Being a Newfoundlander of Irish decent, it should come as no surprise that a main staple in my house is the potato. If you’ve been reading all semester, you will have recognized an ongoing theme—food that you can customize is always better than any other food. Well, the same applies to potatoes.
Now, I will say that growing up I was limited to the three types mentioned in the title—boiled, mashed, and in something. However, since moving out on my own and longing for something a little more flavorful, I started experimenting with what you can do with a potato to add to the meal.
There are a few reasons why people might be reluctant to cook with potatoes. The first being the health reasons. In recent years, folks have been really hard on the poor potato, placing at a relatively high level on the Glycemic Index (GI). The GI is a measurement of how much of the sugars are converted into glucose in the body, so it’s no wonder that people aiming to cut out foods would cut out potato.

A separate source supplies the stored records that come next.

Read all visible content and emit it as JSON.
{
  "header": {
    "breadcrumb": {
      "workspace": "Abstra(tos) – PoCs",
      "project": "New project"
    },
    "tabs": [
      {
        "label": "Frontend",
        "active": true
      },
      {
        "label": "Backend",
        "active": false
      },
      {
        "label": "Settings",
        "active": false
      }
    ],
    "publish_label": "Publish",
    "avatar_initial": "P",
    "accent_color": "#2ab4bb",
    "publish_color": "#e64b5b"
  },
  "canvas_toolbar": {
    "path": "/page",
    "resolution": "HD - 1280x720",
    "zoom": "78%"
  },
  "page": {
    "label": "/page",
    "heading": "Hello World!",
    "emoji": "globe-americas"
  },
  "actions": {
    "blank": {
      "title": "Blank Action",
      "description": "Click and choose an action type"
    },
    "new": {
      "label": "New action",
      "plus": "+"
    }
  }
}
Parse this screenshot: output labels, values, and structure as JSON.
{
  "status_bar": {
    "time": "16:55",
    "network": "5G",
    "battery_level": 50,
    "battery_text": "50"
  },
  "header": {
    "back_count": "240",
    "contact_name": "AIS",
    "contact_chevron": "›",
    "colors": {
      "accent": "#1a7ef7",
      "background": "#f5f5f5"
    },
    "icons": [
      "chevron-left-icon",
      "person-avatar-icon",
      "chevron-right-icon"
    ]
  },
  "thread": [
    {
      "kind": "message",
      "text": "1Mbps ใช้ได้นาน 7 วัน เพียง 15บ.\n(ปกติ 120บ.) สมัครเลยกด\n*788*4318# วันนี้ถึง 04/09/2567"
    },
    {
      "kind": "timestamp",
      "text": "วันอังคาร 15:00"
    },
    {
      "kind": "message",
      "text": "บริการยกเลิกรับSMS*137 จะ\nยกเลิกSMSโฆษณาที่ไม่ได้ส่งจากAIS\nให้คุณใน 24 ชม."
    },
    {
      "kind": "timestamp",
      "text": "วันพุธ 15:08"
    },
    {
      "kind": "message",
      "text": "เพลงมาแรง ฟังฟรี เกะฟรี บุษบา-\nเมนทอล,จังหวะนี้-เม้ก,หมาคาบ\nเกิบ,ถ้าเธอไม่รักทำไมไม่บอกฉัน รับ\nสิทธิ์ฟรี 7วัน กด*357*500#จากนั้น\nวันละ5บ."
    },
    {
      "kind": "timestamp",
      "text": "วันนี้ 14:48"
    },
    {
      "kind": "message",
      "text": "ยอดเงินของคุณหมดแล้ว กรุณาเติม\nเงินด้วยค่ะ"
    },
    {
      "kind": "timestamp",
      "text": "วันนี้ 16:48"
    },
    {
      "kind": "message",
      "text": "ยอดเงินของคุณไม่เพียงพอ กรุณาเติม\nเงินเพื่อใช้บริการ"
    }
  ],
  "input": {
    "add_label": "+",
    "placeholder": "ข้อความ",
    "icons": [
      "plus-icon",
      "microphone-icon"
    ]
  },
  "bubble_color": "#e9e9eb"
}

However, even on that level, it is still better to eat a complex carb like a potato, rather than a simple carb like crackers, as the potato will satisfy the body’s need for sugars for a longer period of time with added nutritional benefits. Potatoes are an excellent source of vitamin C (especially when cooked with the skin), can have a positive effect on blood pressure, and are also a good source of fibre, to name only a few benefits. My personal opinion is that anything is okay in appropriate amounts. No, I won’t have a plate of potato every night for supper, but as a side to a meal 2-3 times a week; it isn’t going to hurt you.
Another is the fact that in order to buy potatoes, you generally have to buy an entire five or 10 pound bag. And if you’re a student cooking for one or two people, then most of that bag is going to go bad before you get the chance to eat them. A solution I recently found to this was buying bags of “roasting” potatoes. Basically, mini potatoes. You can sometimes buy them loose but you can purchase them in two pound bags. It’s proven to be a much more efficient way to purchase potatoes, as they rarely go bad. They are also a great way to control portions, as the mini-ness of them allows you to cook only what you want rather than having to cook an entire potato only to eat half of it. They also cook faster!
One of my favorite ways to cook potatoes is to roast them. Believe it or not, it hadn’t occurred to me to roast potatoes until going to a fancy Christmas party with my boyfriend’s company last year. Since then, it’s been the only way I make potatoes and change it up by using difference spies (I’ve listed my favorite recipe below). This is where my favorite theme comes back, as you can really change up the flavours based on the spices you use. Looking for something spicy? Add chili pepper. Want something sweeter? Add basil. Again, I would suggest looking up the flavours of different spices. But overall, there is a spice for everyone. The only recommendation I would make is to use olive oil over canola oil when roasting them. It adds a much nicer flavour to the final product.
So as a comfort food, a good side option, and a source of vitamins, the potato holds up. They’re a great side dish that’s easy to please guests or family, and are also easy to cook for one. In moderation, they are a great way to compliment any meal. Plus they taste awesome!
Extra Awesome Roasted Potatoes
Diced Potatoes (My favorite is yellow-flesh!)
Extra-Virgin Olive Oil
- Dice your potatoes into small wedges. This will make them easier to cook.
- Add the olive oil and toss the potatoes in a large bowl. There should be enough olive oil to lightly coat the potatoes.
- Add in the oregano, basil, and parmesan and toss the potatoes again. You don’t need a lot––just enough that the wedges are speckled with the spices and parmesan.
- Bake on a cookie sheet for 30 minutes at 400 degrees Fahrenheit. They should come out crispy and the skin on the potatoes should have darkened significantly.